== REQUIREMENT ==
Repeat each entry word for word; the images are not part of the copy.

··· INFORMATION SHOWN ···

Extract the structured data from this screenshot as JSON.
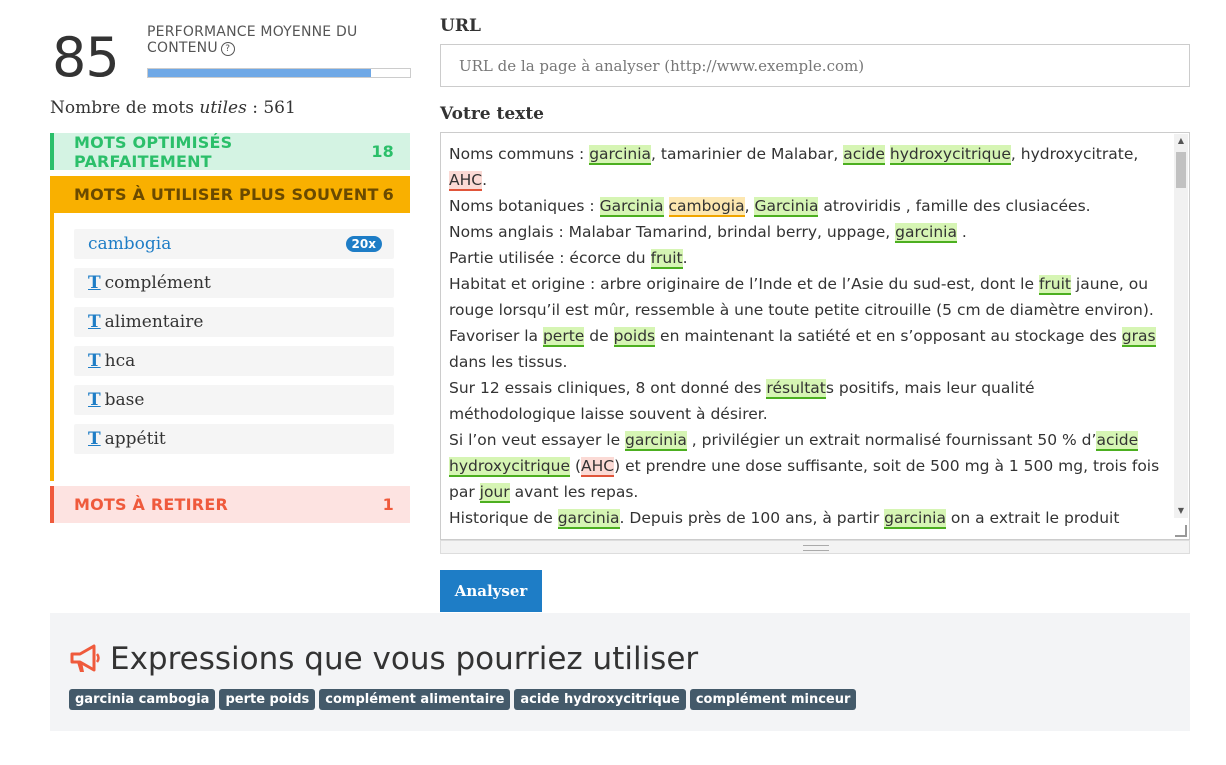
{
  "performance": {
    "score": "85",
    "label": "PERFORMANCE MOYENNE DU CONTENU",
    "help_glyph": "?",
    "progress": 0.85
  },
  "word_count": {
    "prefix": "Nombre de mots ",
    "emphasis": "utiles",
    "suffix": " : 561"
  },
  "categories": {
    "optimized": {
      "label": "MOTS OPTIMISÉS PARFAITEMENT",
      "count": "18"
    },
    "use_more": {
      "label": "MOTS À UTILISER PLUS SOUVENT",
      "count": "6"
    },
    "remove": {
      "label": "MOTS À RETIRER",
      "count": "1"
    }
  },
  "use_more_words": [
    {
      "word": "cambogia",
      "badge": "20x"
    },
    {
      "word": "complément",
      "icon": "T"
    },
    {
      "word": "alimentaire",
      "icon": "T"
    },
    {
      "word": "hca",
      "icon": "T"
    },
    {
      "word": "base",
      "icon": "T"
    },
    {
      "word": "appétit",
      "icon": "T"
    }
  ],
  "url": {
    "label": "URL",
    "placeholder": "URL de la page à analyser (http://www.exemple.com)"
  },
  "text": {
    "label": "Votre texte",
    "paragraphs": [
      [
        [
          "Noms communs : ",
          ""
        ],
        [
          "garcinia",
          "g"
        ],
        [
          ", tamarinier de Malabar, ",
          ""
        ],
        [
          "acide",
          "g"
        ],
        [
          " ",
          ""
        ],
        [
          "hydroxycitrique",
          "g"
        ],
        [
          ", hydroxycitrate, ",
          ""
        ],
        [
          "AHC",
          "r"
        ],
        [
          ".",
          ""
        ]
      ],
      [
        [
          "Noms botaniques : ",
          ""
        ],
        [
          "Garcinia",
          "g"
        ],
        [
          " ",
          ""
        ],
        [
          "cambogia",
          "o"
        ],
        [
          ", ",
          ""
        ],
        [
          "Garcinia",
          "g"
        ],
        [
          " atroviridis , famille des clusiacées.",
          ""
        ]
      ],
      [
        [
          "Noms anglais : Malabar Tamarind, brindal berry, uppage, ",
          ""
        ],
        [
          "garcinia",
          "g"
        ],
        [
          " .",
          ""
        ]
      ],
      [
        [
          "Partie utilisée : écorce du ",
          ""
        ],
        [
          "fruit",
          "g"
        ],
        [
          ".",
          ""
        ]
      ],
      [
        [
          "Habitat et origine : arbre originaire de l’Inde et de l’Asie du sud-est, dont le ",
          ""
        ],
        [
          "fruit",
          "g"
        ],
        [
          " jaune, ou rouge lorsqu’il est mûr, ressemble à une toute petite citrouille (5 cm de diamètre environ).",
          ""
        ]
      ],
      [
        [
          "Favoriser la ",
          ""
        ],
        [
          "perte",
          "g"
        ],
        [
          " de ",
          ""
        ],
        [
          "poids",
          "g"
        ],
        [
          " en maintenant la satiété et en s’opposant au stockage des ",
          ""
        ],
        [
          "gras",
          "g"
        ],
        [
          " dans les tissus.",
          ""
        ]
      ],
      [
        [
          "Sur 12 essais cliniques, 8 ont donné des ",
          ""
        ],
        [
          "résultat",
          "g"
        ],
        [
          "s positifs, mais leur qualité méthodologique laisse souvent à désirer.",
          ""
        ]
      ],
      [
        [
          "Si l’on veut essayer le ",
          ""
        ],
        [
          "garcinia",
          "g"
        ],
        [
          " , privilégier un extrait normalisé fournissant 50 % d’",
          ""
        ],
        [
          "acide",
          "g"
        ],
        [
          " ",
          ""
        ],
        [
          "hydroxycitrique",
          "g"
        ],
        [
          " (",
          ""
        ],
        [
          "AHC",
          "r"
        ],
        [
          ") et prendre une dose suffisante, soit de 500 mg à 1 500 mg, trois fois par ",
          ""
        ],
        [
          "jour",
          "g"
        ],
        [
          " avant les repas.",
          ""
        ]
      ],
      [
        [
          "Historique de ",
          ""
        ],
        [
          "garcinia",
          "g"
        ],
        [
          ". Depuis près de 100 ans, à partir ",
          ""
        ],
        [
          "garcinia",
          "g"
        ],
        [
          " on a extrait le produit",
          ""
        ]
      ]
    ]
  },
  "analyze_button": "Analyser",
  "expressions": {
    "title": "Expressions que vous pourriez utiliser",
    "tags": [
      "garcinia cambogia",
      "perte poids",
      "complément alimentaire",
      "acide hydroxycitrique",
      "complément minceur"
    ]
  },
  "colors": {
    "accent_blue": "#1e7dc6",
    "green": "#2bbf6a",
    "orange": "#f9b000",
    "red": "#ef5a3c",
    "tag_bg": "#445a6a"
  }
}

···

== ANSWER ==
Extract the structured data from this screenshot as JSON.
{
  "performance": {
    "score": "85",
    "label": "PERFORMANCE MOYENNE DU CONTENU",
    "help_glyph": "?",
    "progress": 0.85
  },
  "word_count": {
    "prefix": "Nombre de mots ",
    "emphasis": "utiles",
    "suffix": " : 561"
  },
  "categories": {
    "optimized": {
      "label": "MOTS OPTIMISÉS PARFAITEMENT",
      "count": "18"
    },
    "use_more": {
      "label": "MOTS À UTILISER PLUS SOUVENT",
      "count": "6"
    },
    "remove": {
      "label": "MOTS À RETIRER",
      "count": "1"
    }
  },
  "use_more_words": [
    {
      "word": "cambogia",
      "badge": "20x"
    },
    {
      "word": "complément",
      "icon": "T"
    },
    {
      "word": "alimentaire",
      "icon": "T"
    },
    {
      "word": "hca",
      "icon": "T"
    },
    {
      "word": "base",
      "icon": "T"
    },
    {
      "word": "appétit",
      "icon": "T"
    }
  ],
  "url": {
    "label": "URL",
    "placeholder": "URL de la page à analyser (http://www.exemple.com)"
  },
  "text": {
    "label": "Votre texte",
    "paragraphs": [
      [
        [
          "Noms communs : ",
          ""
        ],
        [
          "garcinia",
          "g"
        ],
        [
          ", tamarinier de Malabar, ",
          ""
        ],
        [
          "acide",
          "g"
        ],
        [
          " ",
          ""
        ],
        [
          "hydroxycitrique",
          "g"
        ],
        [
          ", hydroxycitrate, ",
          ""
        ],
        [
          "AHC",
          "r"
        ],
        [
          ".",
          ""
        ]
      ],
      [
        [
          "Noms botaniques : ",
          ""
        ],
        [
          "Garcinia",
          "g"
        ],
        [
          " ",
          ""
        ],
        [
          "cambogia",
          "o"
        ],
        [
          ", ",
          ""
        ],
        [
          "Garcinia",
          "g"
        ],
        [
          " atroviridis , famille des clusiacées.",
          ""
        ]
      ],
      [
        [
          "Noms anglais : Malabar Tamarind, brindal berry, uppage, ",
          ""
        ],
        [
          "garcinia",
          "g"
        ],
        [
          " .",
          ""
        ]
      ],
      [
        [
          "Partie utilisée : écorce du ",
          ""
        ],
        [
          "fruit",
          "g"
        ],
        [
          ".",
          ""
        ]
      ],
      [
        [
          "Habitat et origine : arbre originaire de l’Inde et de l’Asie du sud-est, dont le ",
          ""
        ],
        [
          "fruit",
          "g"
        ],
        [
          " jaune, ou rouge lorsqu’il est mûr, ressemble à une toute petite citrouille (5 cm de diamètre environ).",
          ""
        ]
      ],
      [
        [
          "Favoriser la ",
          ""
        ],
        [
          "perte",
          "g"
        ],
        [
          " de ",
          ""
        ],
        [
          "poids",
          "g"
        ],
        [
          " en maintenant la satiété et en s’opposant au stockage des ",
          ""
        ],
        [
          "gras",
          "g"
        ],
        [
          " dans les tissus.",
          ""
        ]
      ],
      [
        [
          "Sur 12 essais cliniques, 8 ont donné des ",
          ""
        ],
        [
          "résultat",
          "g"
        ],
        [
          "s positifs, mais leur qualité méthodologique laisse souvent à désirer.",
          ""
        ]
      ],
      [
        [
          "Si l’on veut essayer le ",
          ""
        ],
        [
          "garcinia",
          "g"
        ],
        [
          " , privilégier un extrait normalisé fournissant 50 % d’",
          ""
        ],
        [
          "acide",
          "g"
        ],
        [
          " ",
          ""
        ],
        [
          "hydroxycitrique",
          "g"
        ],
        [
          " (",
          ""
        ],
        [
          "AHC",
          "r"
        ],
        [
          ") et prendre une dose suffisante, soit de 500 mg à 1 500 mg, trois fois par ",
          ""
        ],
        [
          "jour",
          "g"
        ],
        [
          " avant les repas.",
          ""
        ]
      ],
      [
        [
          "Historique de ",
          ""
        ],
        [
          "garcinia",
          "g"
        ],
        [
          ". Depuis près de 100 ans, à partir ",
          ""
        ],
        [
          "garcinia",
          "g"
        ],
        [
          " on a extrait le produit",
          ""
        ]
      ]
    ]
  },
  "analyze_button": "Analyser",
  "expressions": {
    "title": "Expressions que vous pourriez utiliser",
    "tags": [
      "garcinia cambogia",
      "perte poids",
      "complément alimentaire",
      "acide hydroxycitrique",
      "complément minceur"
    ]
  },
  "colors": {
    "accent_blue": "#1e7dc6",
    "green": "#2bbf6a",
    "orange": "#f9b000",
    "red": "#ef5a3c",
    "tag_bg": "#445a6a"
  }
}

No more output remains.